But that’s football. When you do something brilliant, people latch onto it. And when you do something terrible, they also latch on to it.You have to accept both.
TOUGHEST PLACE TO GO
It wasn’t a seething atmosphere or anything like that, but I never liked Crewe’s Gresty Road.
Under Dario Gradi they were a really good footballing side and with the pitch being so compact, you had to do a lot of chasing. I never enjoyed myself there.
The toughest centre-back I played against was Paul McGrath at Aston Villa. He was coming to the end of his career, but he still had the knowledge.
He was strong, intelligent and really physical. Whether it was winning headers or pushing you around, he was 100 per cent aggressive.
He wasn’t quick, but with Ugo Ehiogu alongside him, he didn’t need to be. I was really young at the time and it was a real eye-opener for me.You could see what world class looked like.
FAVOURITE PLACE TO GO
I’m going to pick two – Highbury and the Emirates. I was a massive Arsenal fan as a kid, and I still am. I used to go and stand at the Clock End. I fulfilled an ambition by playing at Highbury for Norwich – I think I even scored. Then I came on as a sub for Sheffield United at the Emirates with all my family in the crowd.
I’m doing a bit of coaching at Colwyn Bay in Vanarama North, a bit of scouting here and there.
Overall, I just want to help kids stay in football.

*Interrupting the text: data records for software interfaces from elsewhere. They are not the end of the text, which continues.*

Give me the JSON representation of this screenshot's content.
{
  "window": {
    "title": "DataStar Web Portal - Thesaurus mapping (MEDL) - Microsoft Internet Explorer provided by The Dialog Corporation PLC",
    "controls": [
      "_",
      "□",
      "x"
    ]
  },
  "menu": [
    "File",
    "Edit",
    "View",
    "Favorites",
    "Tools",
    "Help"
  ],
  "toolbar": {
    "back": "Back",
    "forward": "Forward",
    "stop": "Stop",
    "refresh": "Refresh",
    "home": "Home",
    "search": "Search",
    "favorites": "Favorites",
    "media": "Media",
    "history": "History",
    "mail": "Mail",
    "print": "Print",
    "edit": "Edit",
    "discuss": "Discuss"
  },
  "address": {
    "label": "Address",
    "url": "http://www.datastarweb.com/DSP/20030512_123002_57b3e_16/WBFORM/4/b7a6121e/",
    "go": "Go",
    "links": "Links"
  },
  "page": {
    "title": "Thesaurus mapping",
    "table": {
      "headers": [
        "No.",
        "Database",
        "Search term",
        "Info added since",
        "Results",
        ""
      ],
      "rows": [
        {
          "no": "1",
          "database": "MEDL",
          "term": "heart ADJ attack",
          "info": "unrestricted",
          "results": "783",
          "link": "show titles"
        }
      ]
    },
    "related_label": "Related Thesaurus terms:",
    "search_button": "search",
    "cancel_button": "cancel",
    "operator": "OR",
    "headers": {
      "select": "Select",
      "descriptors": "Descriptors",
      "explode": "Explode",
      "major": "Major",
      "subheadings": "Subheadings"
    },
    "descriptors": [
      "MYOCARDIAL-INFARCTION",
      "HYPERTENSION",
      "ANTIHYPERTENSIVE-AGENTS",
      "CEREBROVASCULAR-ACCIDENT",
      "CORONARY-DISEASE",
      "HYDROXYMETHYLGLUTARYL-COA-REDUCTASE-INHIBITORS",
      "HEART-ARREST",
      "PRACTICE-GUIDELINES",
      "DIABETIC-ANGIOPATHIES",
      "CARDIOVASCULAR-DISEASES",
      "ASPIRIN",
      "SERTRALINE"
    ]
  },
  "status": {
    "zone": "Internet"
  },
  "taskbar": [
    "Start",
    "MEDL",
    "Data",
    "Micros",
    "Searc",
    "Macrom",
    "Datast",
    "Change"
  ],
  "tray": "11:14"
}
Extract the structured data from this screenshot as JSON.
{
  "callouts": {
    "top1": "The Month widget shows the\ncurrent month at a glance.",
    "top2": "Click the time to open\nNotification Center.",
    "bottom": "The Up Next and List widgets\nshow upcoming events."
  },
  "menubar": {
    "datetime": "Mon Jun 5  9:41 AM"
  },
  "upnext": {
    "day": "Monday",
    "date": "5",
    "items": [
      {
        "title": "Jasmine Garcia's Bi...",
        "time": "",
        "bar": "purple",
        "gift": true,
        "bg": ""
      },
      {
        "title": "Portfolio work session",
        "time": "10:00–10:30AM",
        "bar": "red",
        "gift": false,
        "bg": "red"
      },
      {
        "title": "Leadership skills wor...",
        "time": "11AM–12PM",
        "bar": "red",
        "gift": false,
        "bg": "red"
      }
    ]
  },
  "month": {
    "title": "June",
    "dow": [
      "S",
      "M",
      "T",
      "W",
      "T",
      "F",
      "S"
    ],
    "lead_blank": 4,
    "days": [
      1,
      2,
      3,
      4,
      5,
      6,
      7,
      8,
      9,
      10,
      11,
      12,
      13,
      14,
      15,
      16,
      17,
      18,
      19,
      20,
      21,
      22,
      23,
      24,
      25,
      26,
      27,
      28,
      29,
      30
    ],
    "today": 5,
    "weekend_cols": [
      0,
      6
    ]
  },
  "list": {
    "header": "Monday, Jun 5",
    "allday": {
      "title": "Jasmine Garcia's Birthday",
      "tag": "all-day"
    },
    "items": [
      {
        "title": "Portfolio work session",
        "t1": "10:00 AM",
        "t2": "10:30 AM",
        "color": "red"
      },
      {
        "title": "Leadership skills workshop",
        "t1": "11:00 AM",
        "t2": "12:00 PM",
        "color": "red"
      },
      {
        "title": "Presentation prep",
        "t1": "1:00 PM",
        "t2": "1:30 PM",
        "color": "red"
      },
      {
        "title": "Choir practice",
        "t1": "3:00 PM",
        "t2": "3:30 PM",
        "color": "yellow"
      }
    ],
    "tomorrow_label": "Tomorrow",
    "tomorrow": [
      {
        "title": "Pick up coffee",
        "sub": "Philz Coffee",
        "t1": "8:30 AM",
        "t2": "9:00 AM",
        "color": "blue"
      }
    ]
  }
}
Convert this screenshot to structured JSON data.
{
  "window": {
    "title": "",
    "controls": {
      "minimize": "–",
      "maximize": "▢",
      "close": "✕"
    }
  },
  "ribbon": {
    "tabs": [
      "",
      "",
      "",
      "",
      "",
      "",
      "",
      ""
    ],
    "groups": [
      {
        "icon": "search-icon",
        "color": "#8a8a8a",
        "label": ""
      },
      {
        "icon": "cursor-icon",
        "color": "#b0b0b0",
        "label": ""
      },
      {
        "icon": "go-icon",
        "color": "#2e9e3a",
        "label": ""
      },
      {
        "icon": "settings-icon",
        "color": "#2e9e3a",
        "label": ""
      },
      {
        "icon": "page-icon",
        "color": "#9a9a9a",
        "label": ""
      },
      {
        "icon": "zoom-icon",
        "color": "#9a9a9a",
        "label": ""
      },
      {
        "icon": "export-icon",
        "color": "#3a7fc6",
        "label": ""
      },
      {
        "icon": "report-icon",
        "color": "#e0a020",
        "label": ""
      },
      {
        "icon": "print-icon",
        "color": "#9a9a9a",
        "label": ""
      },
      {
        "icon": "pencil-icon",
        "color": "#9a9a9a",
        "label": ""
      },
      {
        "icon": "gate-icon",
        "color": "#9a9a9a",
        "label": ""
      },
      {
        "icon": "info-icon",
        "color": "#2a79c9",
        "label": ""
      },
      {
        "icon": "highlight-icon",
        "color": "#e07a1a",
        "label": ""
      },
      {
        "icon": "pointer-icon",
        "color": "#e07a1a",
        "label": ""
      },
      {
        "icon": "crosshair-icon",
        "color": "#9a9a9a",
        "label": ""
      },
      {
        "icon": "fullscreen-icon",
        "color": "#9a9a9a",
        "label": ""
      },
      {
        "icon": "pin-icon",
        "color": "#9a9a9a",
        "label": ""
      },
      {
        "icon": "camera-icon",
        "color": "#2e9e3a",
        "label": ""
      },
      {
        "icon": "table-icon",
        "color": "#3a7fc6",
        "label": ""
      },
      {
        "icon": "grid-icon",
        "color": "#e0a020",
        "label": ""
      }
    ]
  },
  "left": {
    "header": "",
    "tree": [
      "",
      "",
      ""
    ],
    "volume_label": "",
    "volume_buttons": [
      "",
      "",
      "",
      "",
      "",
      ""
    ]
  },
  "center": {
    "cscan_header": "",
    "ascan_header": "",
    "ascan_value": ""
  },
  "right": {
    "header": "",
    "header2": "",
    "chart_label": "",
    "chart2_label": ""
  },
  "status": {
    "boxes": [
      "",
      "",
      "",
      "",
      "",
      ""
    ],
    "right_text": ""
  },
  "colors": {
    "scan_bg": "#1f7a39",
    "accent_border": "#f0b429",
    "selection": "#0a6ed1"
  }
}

I know how tough it is to get into the pro game.
INCREDIBLE BULK: Ade Akinbiyi celebrates a goal for Leicester